EXERCISE REQUIREMENTS ▸ I'd like the entries repeated exactly, pictures omitted.

THE DATA ▸
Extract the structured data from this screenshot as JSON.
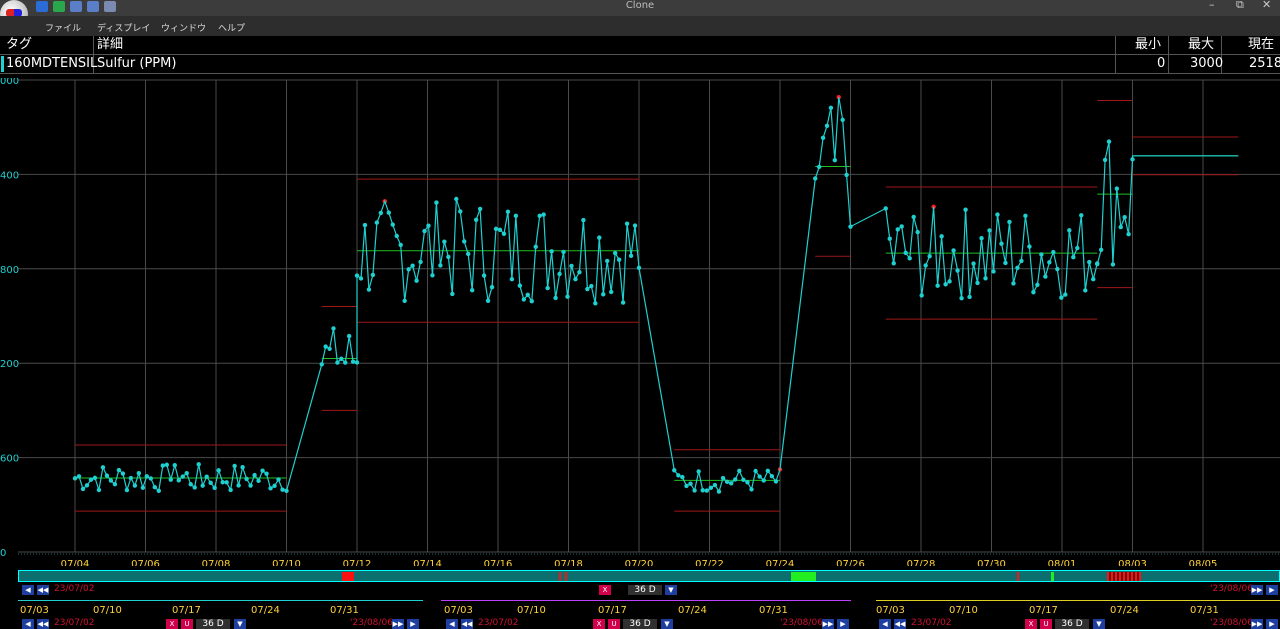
{
  "window": {
    "title": "Clone"
  },
  "menu": {
    "items": [
      "ファイル",
      "ディスプレイ",
      "ウィンドウ",
      "ヘルプ"
    ]
  },
  "tag_table": {
    "headers": {
      "tag": "タグ",
      "detail": "詳細",
      "min": "最小",
      "max": "最大",
      "current": "現在"
    },
    "row": {
      "tag": "160MDTENSIL",
      "detail": "Sulfur (PPM)",
      "min": "0",
      "max": "3000",
      "current": "2518"
    }
  },
  "chart_data": {
    "type": "line",
    "ylim": [
      0,
      3000
    ],
    "y_tick_labels": [
      "000",
      "400",
      "800",
      "200",
      "600",
      "0"
    ],
    "x_tick_labels": [
      "07/04",
      "07/06",
      "07/08",
      "07/10",
      "07/12",
      "07/14",
      "07/16",
      "07/18",
      "07/20",
      "07/22",
      "07/24",
      "07/26",
      "07/28",
      "07/30",
      "08/01",
      "08/03",
      "08/05"
    ],
    "series": [
      {
        "segments": [
          {
            "from": "07/04",
            "to": "07/10",
            "level_range": [
              380,
              560
            ]
          },
          {
            "from": "07/11",
            "to": "07/12",
            "level_range": [
              1020,
              1440
            ]
          },
          {
            "from": "07/12",
            "to": "07/20",
            "level_range": [
              1580,
              2250
            ]
          },
          {
            "from": "07/21",
            "to": "07/24",
            "level_range": [
              380,
              530
            ]
          },
          {
            "from": "07/25",
            "to": "07/26",
            "level_range": [
              2000,
              2900
            ]
          },
          {
            "from": "07/27",
            "to": "08/02",
            "level_range": [
              1600,
              2200
            ]
          },
          {
            "from": "08/02",
            "to": "08/03",
            "level_range": [
              1800,
              2750
            ]
          },
          {
            "from": "08/03",
            "to": "08/06",
            "level_range": [
              2518,
              2518
            ]
          }
        ]
      }
    ],
    "annotations": {
      "bands": "red high/low limits and green average line per segment"
    },
    "grid": true,
    "colors": {
      "line": "#1fd0d0",
      "alarm": "#ff2020",
      "limit": "#a01818",
      "average": "#20c020",
      "grid": "#4a4a4a",
      "background": "#000000"
    }
  },
  "trend_nav": {
    "start": "23/07/02",
    "end": "'23/08/06",
    "duration": "36 D",
    "strip_ticks": [
      "07/03",
      "07/10",
      "07/17",
      "07/24",
      "07/31"
    ],
    "buttons": {
      "prev": "◀",
      "first": "◀◀",
      "next": "▶",
      "last": "▶▶",
      "x": "X",
      "u": "U",
      "drop": "▼"
    }
  }
}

SOLUTION ▸
Extract the structured data from this screenshot as JSON.
{
  "window": {
    "title": "Clone"
  },
  "menu": {
    "items": [
      "ファイル",
      "ディスプレイ",
      "ウィンドウ",
      "ヘルプ"
    ]
  },
  "tag_table": {
    "headers": {
      "tag": "タグ",
      "detail": "詳細",
      "min": "最小",
      "max": "最大",
      "current": "現在"
    },
    "row": {
      "tag": "160MDTENSIL",
      "detail": "Sulfur (PPM)",
      "min": "0",
      "max": "3000",
      "current": "2518"
    }
  },
  "chart_data": {
    "type": "line",
    "ylim": [
      0,
      3000
    ],
    "y_tick_labels": [
      "000",
      "400",
      "800",
      "200",
      "600",
      "0"
    ],
    "x_tick_labels": [
      "07/04",
      "07/06",
      "07/08",
      "07/10",
      "07/12",
      "07/14",
      "07/16",
      "07/18",
      "07/20",
      "07/22",
      "07/24",
      "07/26",
      "07/28",
      "07/30",
      "08/01",
      "08/03",
      "08/05"
    ],
    "series": [
      {
        "segments": [
          {
            "from": "07/04",
            "to": "07/10",
            "level_range": [
              380,
              560
            ]
          },
          {
            "from": "07/11",
            "to": "07/12",
            "level_range": [
              1020,
              1440
            ]
          },
          {
            "from": "07/12",
            "to": "07/20",
            "level_range": [
              1580,
              2250
            ]
          },
          {
            "from": "07/21",
            "to": "07/24",
            "level_range": [
              380,
              530
            ]
          },
          {
            "from": "07/25",
            "to": "07/26",
            "level_range": [
              2000,
              2900
            ]
          },
          {
            "from": "07/27",
            "to": "08/02",
            "level_range": [
              1600,
              2200
            ]
          },
          {
            "from": "08/02",
            "to": "08/03",
            "level_range": [
              1800,
              2750
            ]
          },
          {
            "from": "08/03",
            "to": "08/06",
            "level_range": [
              2518,
              2518
            ]
          }
        ]
      }
    ],
    "annotations": {
      "bands": "red high/low limits and green average line per segment"
    },
    "grid": true,
    "colors": {
      "line": "#1fd0d0",
      "alarm": "#ff2020",
      "limit": "#a01818",
      "average": "#20c020",
      "grid": "#4a4a4a",
      "background": "#000000"
    }
  },
  "trend_nav": {
    "start": "23/07/02",
    "end": "'23/08/06",
    "duration": "36 D",
    "strip_ticks": [
      "07/03",
      "07/10",
      "07/17",
      "07/24",
      "07/31"
    ],
    "buttons": {
      "prev": "◀",
      "first": "◀◀",
      "next": "▶",
      "last": "▶▶",
      "x": "X",
      "u": "U",
      "drop": "▼"
    }
  }
}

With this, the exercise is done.